Diarrhea is a possible side effect of other diabetes drugs, too, including:
- Acarbose (Precose)
- Colesevelam (Welchol), and it can also cause constipation
- Linagliptin (Tradjenta)
- Miglitol (Glyset)
- Saxagliptin (Onglyza)
- Sitagliptin (Januvia)
Eating a lot of sugar-free sweeteners like maltitol, mannitol, sorbitol, and xylitol -- can cause diarrhea. They're from a family of compounds called sugar alcohols. Because your body doesn't break them down and absorb them completely, they pull extra water into your intestines.
If you have type 1 diabetes, you are at higher risk for having celiac disease. People with this disorder can't eat gluten (a protein found in grains like wheat, rye, and barley) because it damages the small intestine.
Poor diet. Many people get diabetes because they don't eat enough of the right kind of food. A poor diet can also make you constipated. Your body needs lots of insoluble fiber to have regular bowel movements. You get this kind of fiber from whole grains, fruits, and vegetables. If you cut down on carbs to help lower your blood sugar, you may also be cutting out important fiber sources.
Dehydration. Diabetes makes your kidneys work overtime trying to flush out the extra sugar from your bloodstream. You have to pee more often, which can leave you dehydrated. That makes your bowel movement harder than it should be, and your body has trouble getting it through your system.
How to Get Things Moving
Your first goal should be to get your blood sugar under control. That can slow down or stop more nerve damage in your intestines. As it turns out, many of the healthy choices that doctors recommend to manage diabetes will also ease constipation:
- Eat food that's high in fiber, like whole grains, fruits, and vegetables.
- Get regular exercise.
- Drink plenty of water.
Fiber supplements can help deliver what you don't get from your diet alone.
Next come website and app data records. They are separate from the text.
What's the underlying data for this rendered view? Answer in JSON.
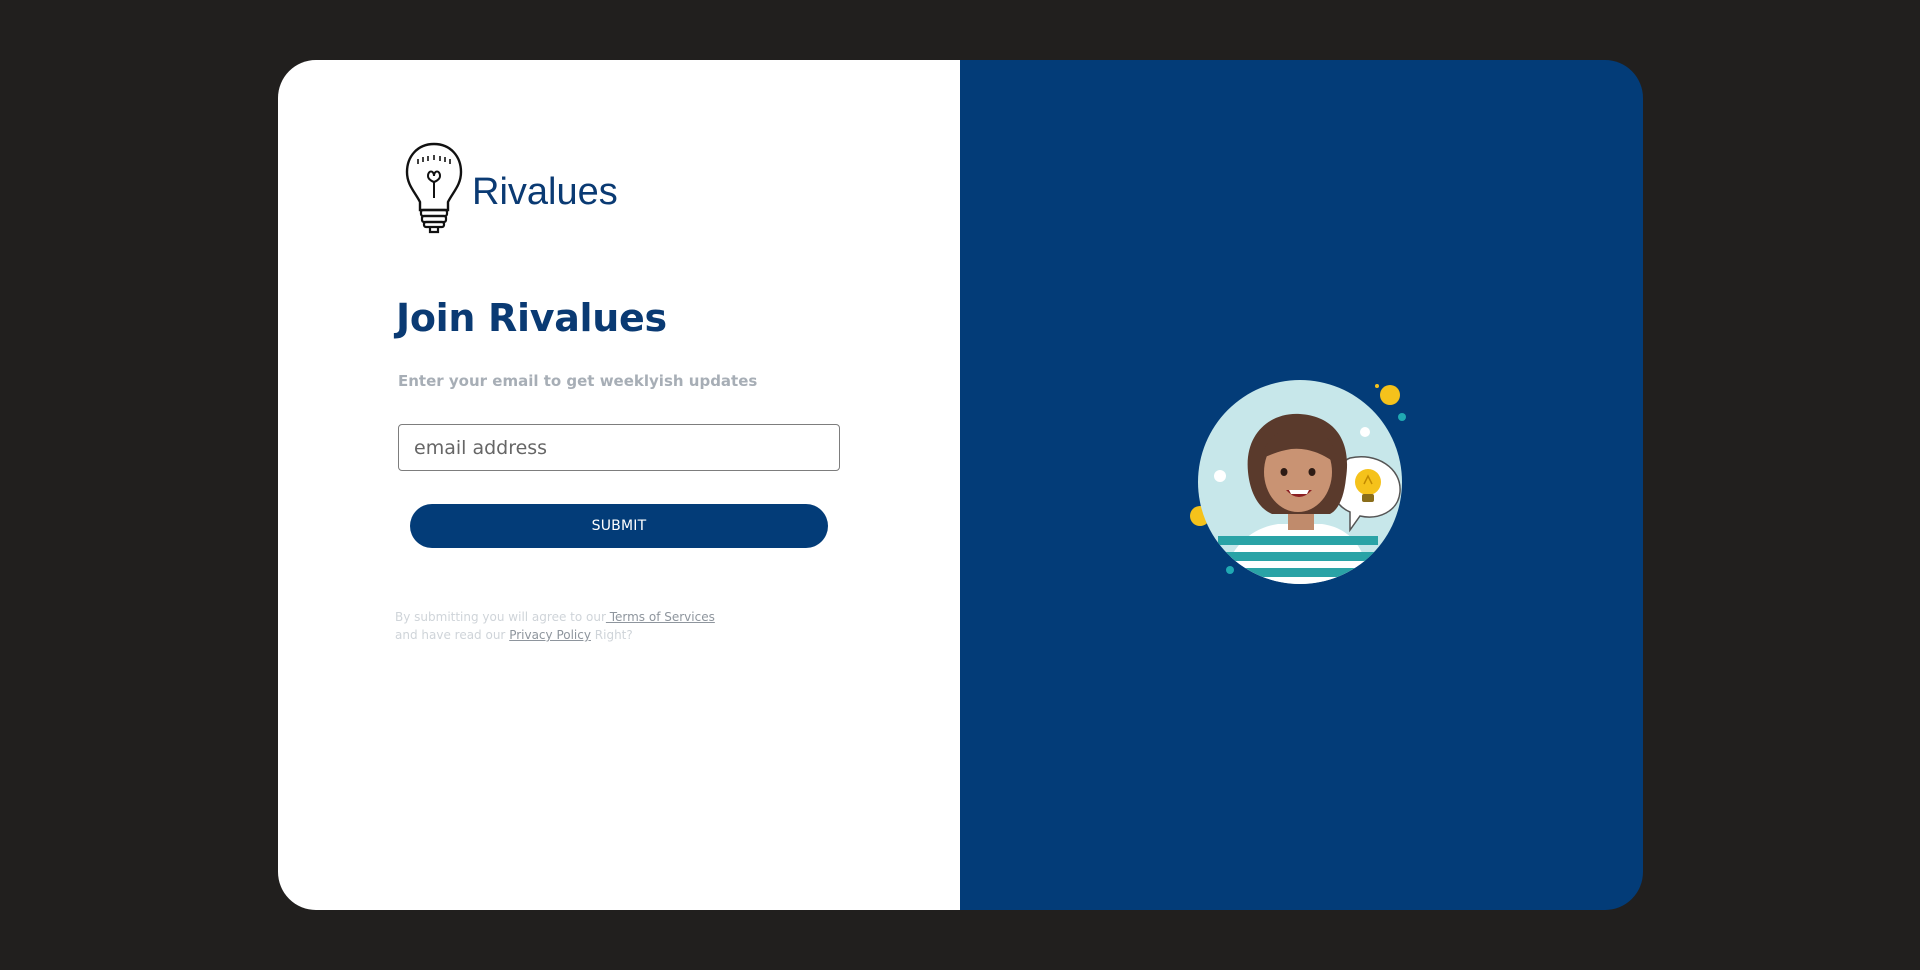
{
  "brand": {
    "name": "Rivalues",
    "icon": "lightbulb-icon",
    "color": "#0a3a73"
  },
  "form": {
    "title": "Join Rivalues",
    "subtitle": "Enter your email to get weeklyish updates",
    "email_placeholder": "email address",
    "email_value": "",
    "submit_label": "SUBMIT"
  },
  "legal": {
    "prefix": "By submitting you will agree to our",
    "terms_label": " Terms of Services",
    "middle": " and have read our ",
    "privacy_label": "Privacy Policy",
    "suffix": " Right?"
  },
  "illustration": {
    "icon": "woman-with-idea-icon"
  },
  "colors": {
    "background": "#211f1e",
    "accent": "#033c78",
    "panel": "#ffffff"
  }
}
They make your bowel movements larger and softer so they're easier to pass. Laxatives, either over-the-counter or prescription, are another option. They either pull water into your intestines, to soften your bowel movements, or force your intestines to contract and move them along.
What Else You Can Do
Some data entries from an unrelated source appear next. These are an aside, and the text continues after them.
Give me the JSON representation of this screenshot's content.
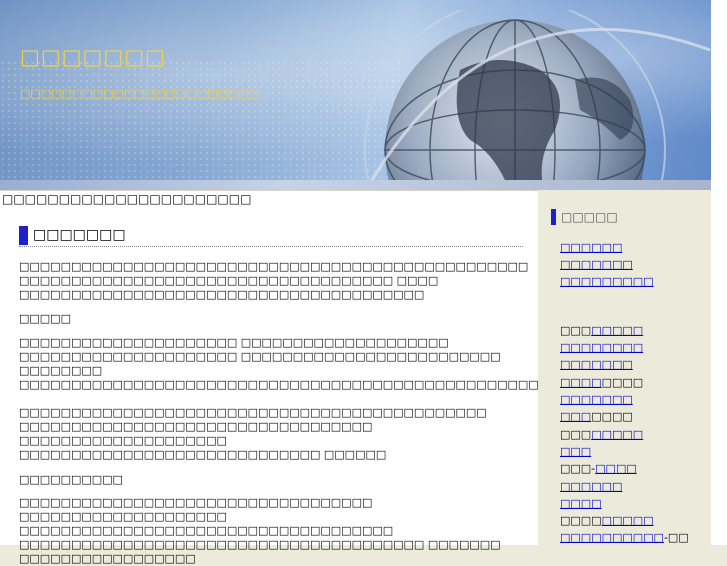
{
  "header": {
    "site_title": "□□□□□□□",
    "tagline": "□□□□□□□□□□□□□□□□□□□□□□□"
  },
  "breadcrumb": "□□□□□□□□□□□□□□□□□□□□□□",
  "post": {
    "title": "□□□□□□□",
    "p1": "□□□□□□□□□□□□□□□□□□□□□□□□□□□□□□□□□□□□□□□□□□□□□□□□□ □□□□□□□□□□□□□□□□□□□□□□□□□□□□□□□□□□□□ □□□□ □□□□□□□□□□□□□□□□□□□□□□□□□□□□□□□□□□□□□□□",
    "sub1": "□□□□□",
    "p2": "□□□□□□□□□□□□□□□□□□□□□ □□□□□□□□□□□□□□□□□□□□ □□□□□□□□□□□□□□□□□□□□□ □□□□□□□□□□□□□□□□□□□□□□□□□ □□□□□□□□",
    "p3": "□□□□□□□□□□□□□□□□□□□□□□□□□□□□□□□□□□□□□□□□□□□□□□□□□□□□□□□□□□□□□□□□□",
    "p4a": "□□□□□□□□□□□□□□□□□□□□□□□□□□□□□□□□□□□□□□□□□□□□□",
    "p4b": "□□□□□□□□□□□□□□□□□□□□□□□□□□□□□□□□□□ □□□□□□□□□□□□□□□□□□□□ □□□□□□□□□□□□□□□□□□□□□□□□□□□□□ □□□□□□",
    "sub2": "□□□□□□□□□□",
    "p5a": "□□□□□□□□□□□□□□□□□□□□□□□□□□□□□□□□□□ □□□□□□□□□□□□□□□□□□□□",
    "p5b": "□□□□□□□□□□□□□□□□□□□□□□□□□□□□□□□□□□□□ □□□□□□□□□□□□□□□□□□□□□□□□□□□□□□□□□□□□□□□ □□□□□□□ □□□□□□□□□□□□□□□□□"
  },
  "sidebar": {
    "heading": "□□□□□",
    "links_group1": [
      "□□□□□□",
      "□□□□□□□",
      "□□□□□□□□□"
    ],
    "links_group2": [
      {
        "plain": "□□□",
        "link": "□□□□□",
        "after": ""
      },
      {
        "plain": "",
        "link": "□□□□□□□□",
        "after": ""
      },
      {
        "plain": "",
        "link": "□□□□□□□",
        "after": ""
      },
      {
        "plain": "",
        "link": "□□□□",
        "after": "□□□□"
      },
      {
        "plain": "",
        "link": "□□□□□□□",
        "after": ""
      },
      {
        "plain": "",
        "link": "□□□",
        "after": "□□□□"
      },
      {
        "plain": "□□□",
        "link": "□□□□□",
        "after": ""
      },
      {
        "plain": "",
        "link": "□□□",
        "after": ""
      },
      {
        "plain": "□□□-",
        "link": "□□□□",
        "after": ""
      },
      {
        "plain": "",
        "link": "□□□□□□",
        "after": ""
      },
      {
        "plain": "",
        "link": "□□□□",
        "after": ""
      },
      {
        "plain": "□□□□",
        "link": "□□□□□",
        "after": ""
      },
      {
        "plain": "",
        "link": "□□□□□□□□□□",
        "after": "-□□"
      }
    ]
  },
  "colors": {
    "title_yellow": "#f4d440",
    "accent_blue": "#2020c8",
    "link_blue": "#0000cc",
    "sidebar_bg": "#ecebdb"
  }
}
Talk to your doctor about unpleasant changes in your digestion. They can help you figure out what's going on and how to treat it.
You may be able to manage diarrhea and constipation by having smaller meals more often, eating fiber-rich foods, or taking medicine. Keeping your blood sugar at your target level may help lessen symptoms and stop nerve damage from getting worse.